- Problem to work on: Leaving out all images, write out the records that follow exactly.

++++ Dataset content

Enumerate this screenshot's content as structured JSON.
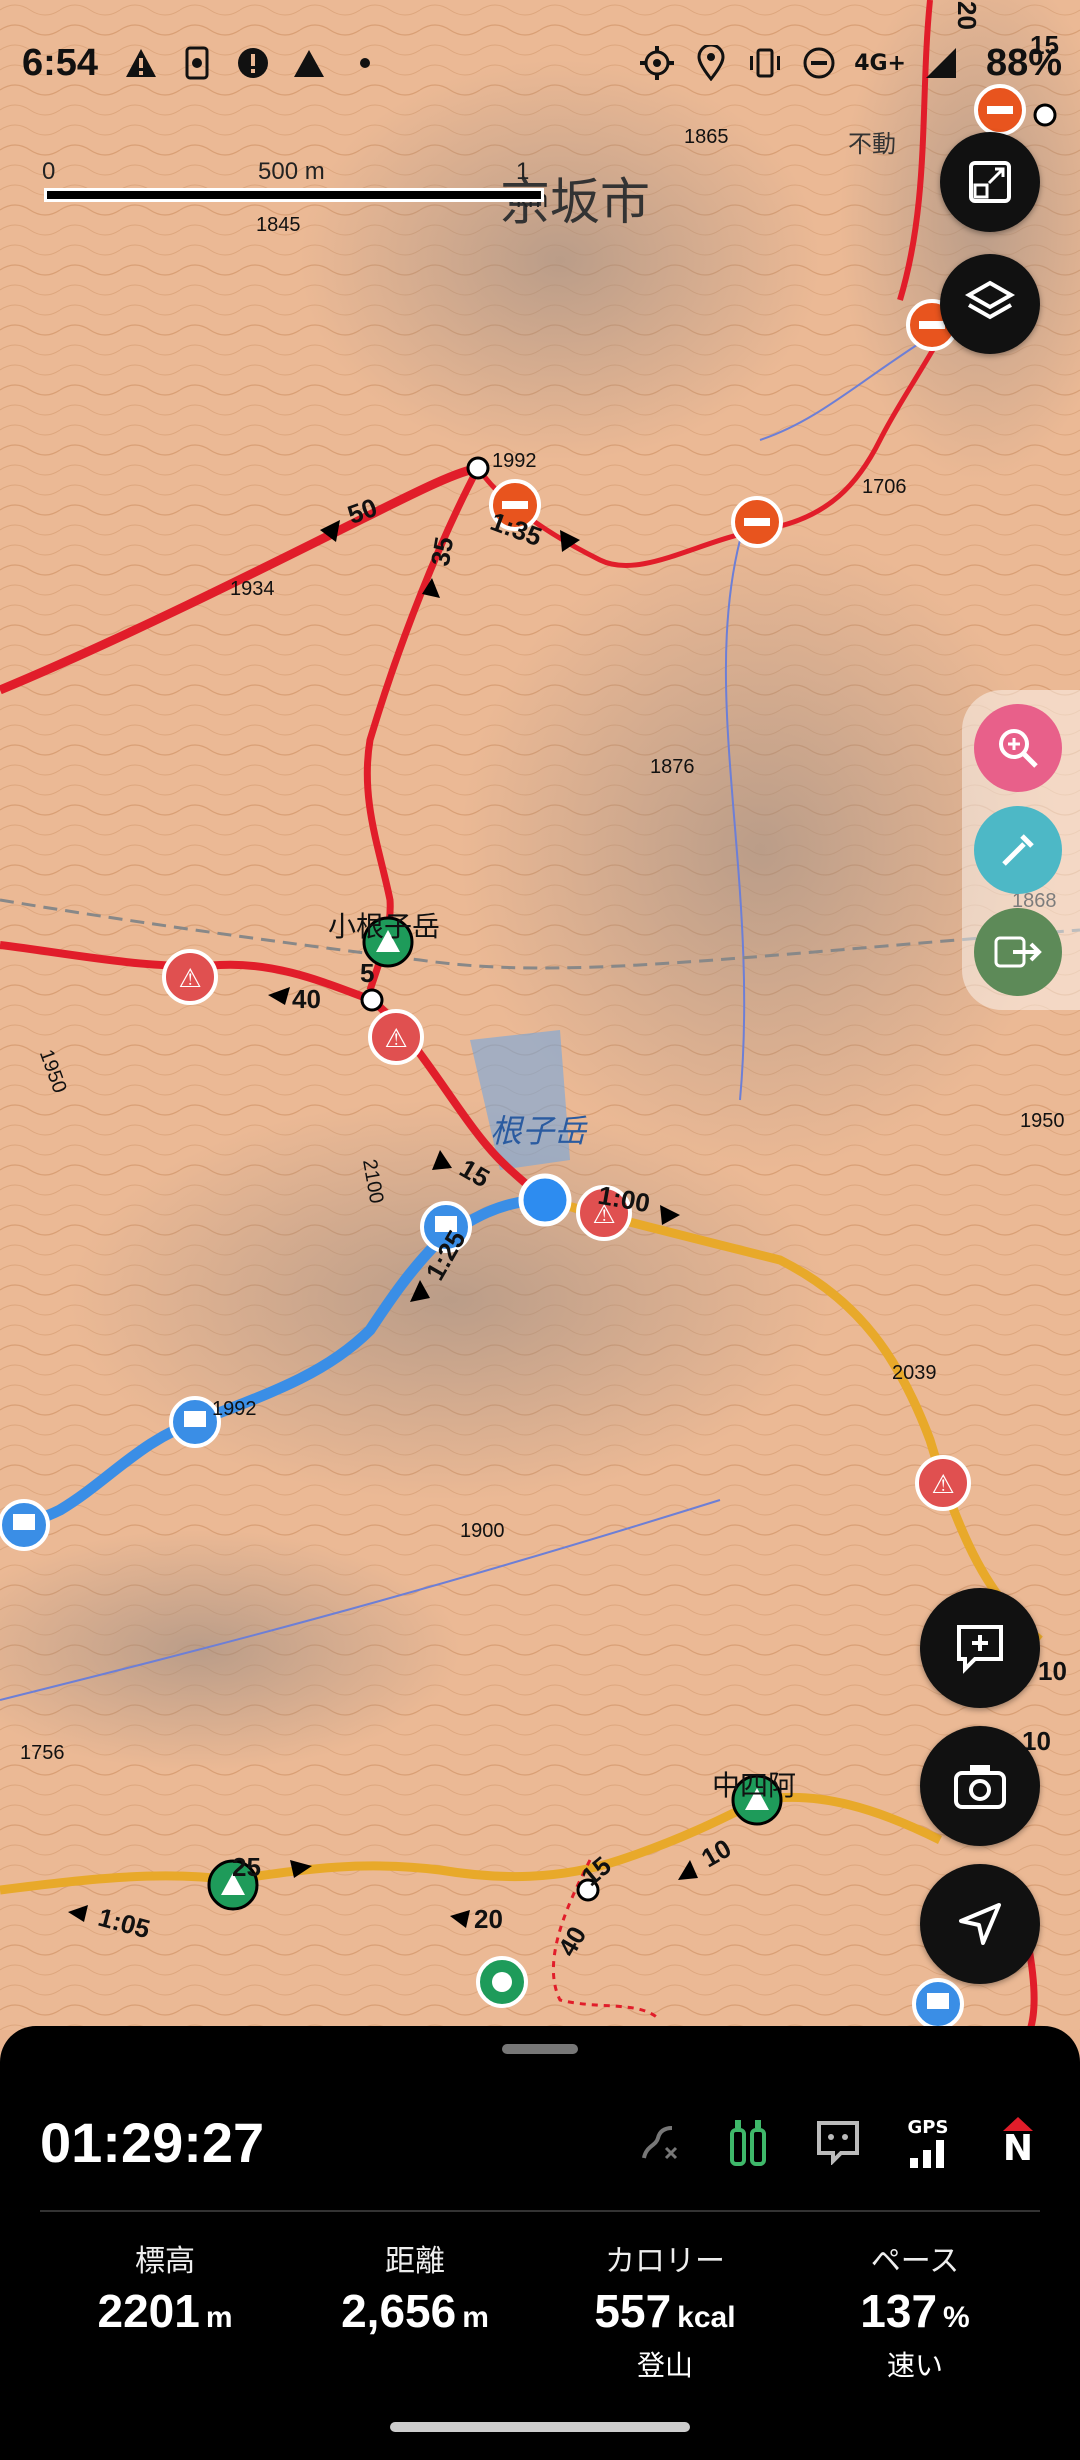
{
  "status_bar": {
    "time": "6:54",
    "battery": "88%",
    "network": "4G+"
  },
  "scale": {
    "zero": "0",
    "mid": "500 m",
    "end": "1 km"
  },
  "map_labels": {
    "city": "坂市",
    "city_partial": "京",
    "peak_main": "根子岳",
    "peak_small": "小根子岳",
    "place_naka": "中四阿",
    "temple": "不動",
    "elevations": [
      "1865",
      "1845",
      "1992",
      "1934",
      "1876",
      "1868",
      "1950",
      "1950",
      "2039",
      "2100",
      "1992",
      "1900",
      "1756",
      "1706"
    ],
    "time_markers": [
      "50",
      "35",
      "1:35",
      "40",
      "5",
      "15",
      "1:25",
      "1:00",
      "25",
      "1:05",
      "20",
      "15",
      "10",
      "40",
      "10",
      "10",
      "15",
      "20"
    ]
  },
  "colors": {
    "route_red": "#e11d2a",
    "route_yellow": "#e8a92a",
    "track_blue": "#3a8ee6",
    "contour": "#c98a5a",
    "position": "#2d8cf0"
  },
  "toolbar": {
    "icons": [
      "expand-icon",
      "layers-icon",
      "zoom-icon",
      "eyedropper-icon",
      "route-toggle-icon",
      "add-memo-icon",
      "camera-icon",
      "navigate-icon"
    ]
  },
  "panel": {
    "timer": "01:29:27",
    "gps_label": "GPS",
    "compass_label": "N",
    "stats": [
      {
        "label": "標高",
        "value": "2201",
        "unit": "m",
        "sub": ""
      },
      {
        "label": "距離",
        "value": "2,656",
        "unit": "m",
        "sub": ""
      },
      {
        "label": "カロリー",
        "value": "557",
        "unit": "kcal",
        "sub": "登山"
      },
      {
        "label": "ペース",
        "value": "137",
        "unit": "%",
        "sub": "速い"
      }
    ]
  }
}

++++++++

- Reply:
Enumerate this screenshot's content as structured JSON.
{
  "status_bar": {
    "time": "6:54",
    "battery": "88%",
    "network": "4G+"
  },
  "scale": {
    "zero": "0",
    "mid": "500 m",
    "end": "1 km"
  },
  "map_labels": {
    "city": "坂市",
    "city_partial": "京",
    "peak_main": "根子岳",
    "peak_small": "小根子岳",
    "place_naka": "中四阿",
    "temple": "不動",
    "elevations": [
      "1865",
      "1845",
      "1992",
      "1934",
      "1876",
      "1868",
      "1950",
      "1950",
      "2039",
      "2100",
      "1992",
      "1900",
      "1756",
      "1706"
    ],
    "time_markers": [
      "50",
      "35",
      "1:35",
      "40",
      "5",
      "15",
      "1:25",
      "1:00",
      "25",
      "1:05",
      "20",
      "15",
      "10",
      "40",
      "10",
      "10",
      "15",
      "20"
    ]
  },
  "colors": {
    "route_red": "#e11d2a",
    "route_yellow": "#e8a92a",
    "track_blue": "#3a8ee6",
    "contour": "#c98a5a",
    "position": "#2d8cf0"
  },
  "toolbar": {
    "icons": [
      "expand-icon",
      "layers-icon",
      "zoom-icon",
      "eyedropper-icon",
      "route-toggle-icon",
      "add-memo-icon",
      "camera-icon",
      "navigate-icon"
    ]
  },
  "panel": {
    "timer": "01:29:27",
    "gps_label": "GPS",
    "compass_label": "N",
    "stats": [
      {
        "label": "標高",
        "value": "2201",
        "unit": "m",
        "sub": ""
      },
      {
        "label": "距離",
        "value": "2,656",
        "unit": "m",
        "sub": ""
      },
      {
        "label": "カロリー",
        "value": "557",
        "unit": "kcal",
        "sub": "登山"
      },
      {
        "label": "ペース",
        "value": "137",
        "unit": "%",
        "sub": "速い"
      }
    ]
  }
}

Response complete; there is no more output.